For those tables, last studies using Mailmg and BIG2015 datasets are chosen. In order to compare in a fair way, these models are drawn from visual static malware analysis studies.
6 Conclusion
This paper introduces a first application of CapsNet on imbalanced malware family type classification task. Moreover, the first ensemble model of CapsNet called RCNF is introduced in this paper. Proposed models do not require any complex feature engineering methods or architecture for deep networks. In order to show that, we used two different malware family type datasets such as Malimg and BIG2015. These datasets are used image based visual static malware classification. Our proposed models can use these datasets directly using raw pixel values.
Datasets in the paper are highly imbalanced in terms of class distribution. CapsNet and RCNF do not use oversampling, undersampling and weighted loss function during training phase. Results show that CapsNet and RCNF are the best models least suffering from imbalanced class distribution among others.

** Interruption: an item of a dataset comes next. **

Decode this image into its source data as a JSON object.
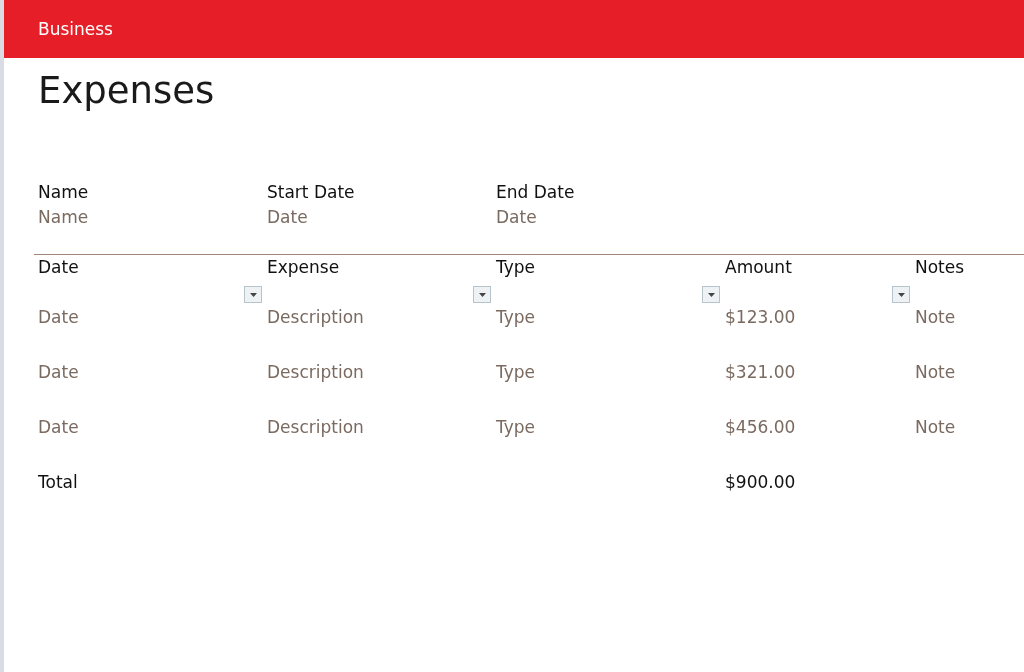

Experiment results show that a single CapsNet model has good performance for both BIG2015 and Malimg datasets. However, we have assumed an ensemble model of CapsNet can help to increase generalization performance and RCNF has better generalization perofrmance results than a single CapsNet model as expected.
As a future work, we are planning to develop a hybrid architecture for malware classification. This hybrid method will be based on CapsNet architeture. This paper shows that CapsNet are useful for imbalanced malware dataset in visual static malware analysis problem domain.
References
Footnotes
 journal: Computers & Security